• SUPPLIED RECORDS:
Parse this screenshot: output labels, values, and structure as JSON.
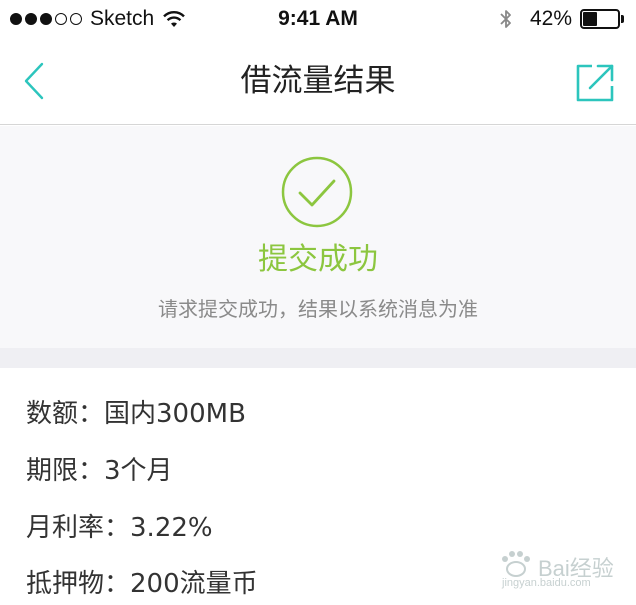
{
  "status_bar": {
    "carrier": "Sketch",
    "time": "9:41 AM",
    "battery_percent": "42%",
    "battery_level": 0.42,
    "signal_bars": 3
  },
  "nav": {
    "title": "借流量结果",
    "back_icon": "chevron-left-icon",
    "share_icon": "share-icon",
    "accent_color": "#2cc5bd"
  },
  "result": {
    "title": "提交成功",
    "description": "请求提交成功，结果以系统消息为准",
    "status_color": "#8cc63f"
  },
  "details": [
    {
      "label": "数额：",
      "value": "国内300MB"
    },
    {
      "label": "期限：",
      "value": "3个月"
    },
    {
      "label": "月利率：",
      "value": "3.22%"
    },
    {
      "label": "抵押物：",
      "value": "200流量币"
    }
  ],
  "watermark": {
    "brand": "Bai",
    "brand2": "经验",
    "url": "jingyan.baidu.com"
  }
}
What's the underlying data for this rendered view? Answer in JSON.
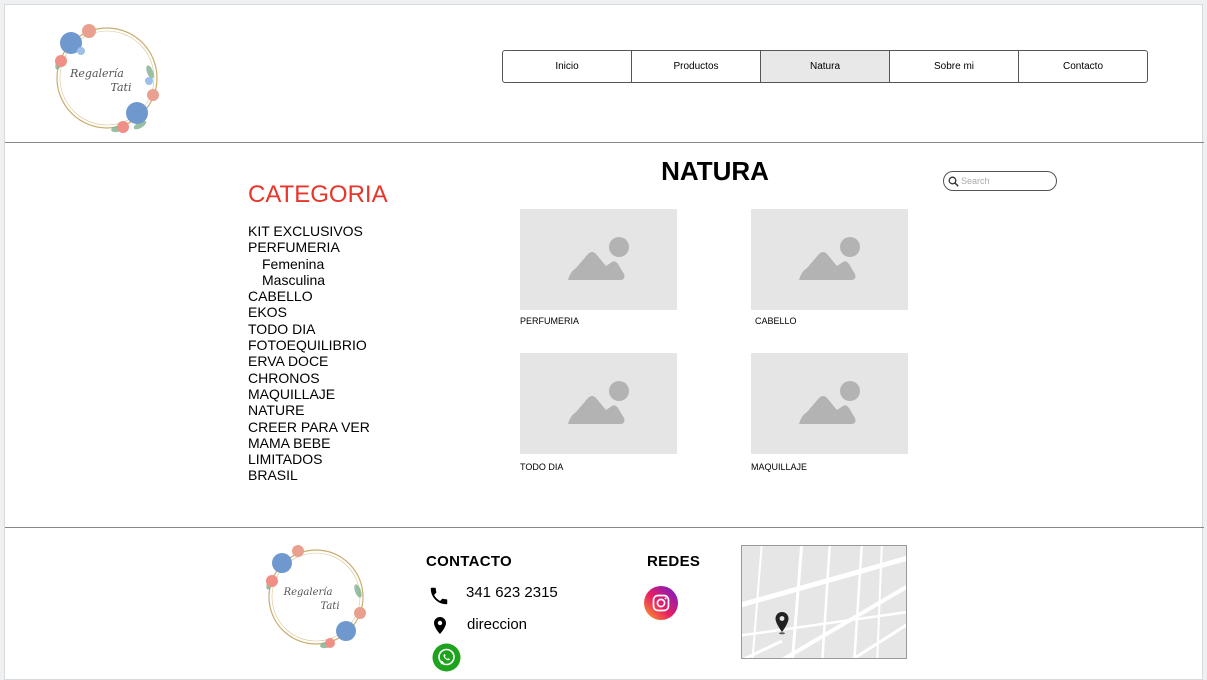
{
  "brand": {
    "logo_text_line1": "Regalería",
    "logo_text_line2": "Tati"
  },
  "nav": {
    "items": [
      {
        "label": "Inicio",
        "active": false
      },
      {
        "label": "Productos",
        "active": false
      },
      {
        "label": "Natura",
        "active": true
      },
      {
        "label": "Sobre mi",
        "active": false
      },
      {
        "label": "Contacto",
        "active": false
      }
    ]
  },
  "sidebar": {
    "title": "CATEGORIA",
    "title_color": "#e8352a",
    "items": [
      {
        "label": "KIT EXCLUSIVOS",
        "sub": false
      },
      {
        "label": "PERFUMERIA",
        "sub": false
      },
      {
        "label": "Femenina",
        "sub": true
      },
      {
        "label": "Masculina",
        "sub": true
      },
      {
        "label": "CABELLO",
        "sub": false
      },
      {
        "label": "EKOS",
        "sub": false
      },
      {
        "label": "TODO DIA",
        "sub": false
      },
      {
        "label": "FOTOEQUILIBRIO",
        "sub": false
      },
      {
        "label": "ERVA DOCE",
        "sub": false
      },
      {
        "label": "CHRONOS",
        "sub": false
      },
      {
        "label": "MAQUILLAJE",
        "sub": false
      },
      {
        "label": "NATURE",
        "sub": false
      },
      {
        "label": "CREER PARA VER",
        "sub": false
      },
      {
        "label": "MAMA BEBE",
        "sub": false
      },
      {
        "label": "LIMITADOS",
        "sub": false
      },
      {
        "label": "BRASIL",
        "sub": false
      }
    ]
  },
  "main": {
    "title": "NATURA",
    "search": {
      "placeholder": "Search",
      "value": ""
    },
    "cards": [
      {
        "label": "PERFUMERIA",
        "icon": "image-placeholder-icon"
      },
      {
        "label": "CABELLO",
        "icon": "image-placeholder-icon"
      },
      {
        "label": "TODO DIA",
        "icon": "image-placeholder-icon"
      },
      {
        "label": "MAQUILLAJE",
        "icon": "image-placeholder-icon"
      }
    ]
  },
  "footer": {
    "contact_heading": "CONTACTO",
    "phone": "341 623 2315",
    "address": "direccion",
    "social_heading": "REDES",
    "icons": {
      "phone": "phone-icon",
      "location": "location-pin-icon",
      "whatsapp": "whatsapp-icon",
      "instagram": "instagram-icon"
    },
    "whatsapp_color": "#1fa31f"
  },
  "colors": {
    "placeholder_bg": "#e5e5e5",
    "placeholder_shape": "#b3b3b3",
    "divider": "#888888"
  }
}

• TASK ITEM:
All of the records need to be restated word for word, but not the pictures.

• EXERCISE SOLUTION:
Parse this screenshot: output labels, values, and structure as JSON.
{
  "status_bar": {
    "carrier": "Sketch",
    "time": "9:41 AM",
    "battery_percent": "42%",
    "battery_level": 0.42,
    "signal_bars": 3
  },
  "nav": {
    "title": "借流量结果",
    "back_icon": "chevron-left-icon",
    "share_icon": "share-icon",
    "accent_color": "#2cc5bd"
  },
  "result": {
    "title": "提交成功",
    "description": "请求提交成功，结果以系统消息为准",
    "status_color": "#8cc63f"
  },
  "details": [
    {
      "label": "数额：",
      "value": "国内300MB"
    },
    {
      "label": "期限：",
      "value": "3个月"
    },
    {
      "label": "月利率：",
      "value": "3.22%"
    },
    {
      "label": "抵押物：",
      "value": "200流量币"
    }
  ],
  "watermark": {
    "brand": "Bai",
    "brand2": "经验",
    "url": "jingyan.baidu.com"
  }
}
What's the underlying data for this rendered view? Answer in JSON.
{
  "brand": {
    "logo_text_line1": "Regalería",
    "logo_text_line2": "Tati"
  },
  "nav": {
    "items": [
      {
        "label": "Inicio",
        "active": false
      },
      {
        "label": "Productos",
        "active": false
      },
      {
        "label": "Natura",
        "active": true
      },
      {
        "label": "Sobre mi",
        "active": false
      },
      {
        "label": "Contacto",
        "active": false
      }
    ]
  },
  "sidebar": {
    "title": "CATEGORIA",
    "title_color": "#e8352a",
    "items": [
      {
        "label": "KIT EXCLUSIVOS",
        "sub": false
      },
      {
        "label": "PERFUMERIA",
        "sub": false
      },
      {
        "label": "Femenina",
        "sub": true
      },
      {
        "label": "Masculina",
        "sub": true
      },
      {
        "label": "CABELLO",
        "sub": false
      },
      {
        "label": "EKOS",
        "sub": false
      },
      {
        "label": "TODO DIA",
        "sub": false
      },
      {
        "label": "FOTOEQUILIBRIO",
        "sub": false
      },
      {
        "label": "ERVA DOCE",
        "sub": false
      },
      {
        "label": "CHRONOS",
        "sub": false
      },
      {
        "label": "MAQUILLAJE",
        "sub": false
      },
      {
        "label": "NATURE",
        "sub": false
      },
      {
        "label": "CREER PARA VER",
        "sub": false
      },
      {
        "label": "MAMA BEBE",
        "sub": false
      },
      {
        "label": "LIMITADOS",
        "sub": false
      },
      {
        "label": "BRASIL",
        "sub": false
      }
    ]
  },
  "main": {
    "title": "NATURA",
    "search": {
      "placeholder": "Search",
      "value": ""
    },
    "cards": [
      {
        "label": "PERFUMERIA",
        "icon": "image-placeholder-icon"
      },
      {
        "label": "CABELLO",
        "icon": "image-placeholder-icon"
      },
      {
        "label": "TODO DIA",
        "icon": "image-placeholder-icon"
      },
      {
        "label": "MAQUILLAJE",
        "icon": "image-placeholder-icon"
      }
    ]
  },
  "footer": {
    "contact_heading": "CONTACTO",
    "phone": "341 623 2315",
    "address": "direccion",
    "social_heading": "REDES",
    "icons": {
      "phone": "phone-icon",
      "location": "location-pin-icon",
      "whatsapp": "whatsapp-icon",
      "instagram": "instagram-icon"
    },
    "whatsapp_color": "#1fa31f"
  },
  "colors": {
    "placeholder_bg": "#e5e5e5",
    "placeholder_shape": "#b3b3b3",
    "divider": "#888888"
  }
}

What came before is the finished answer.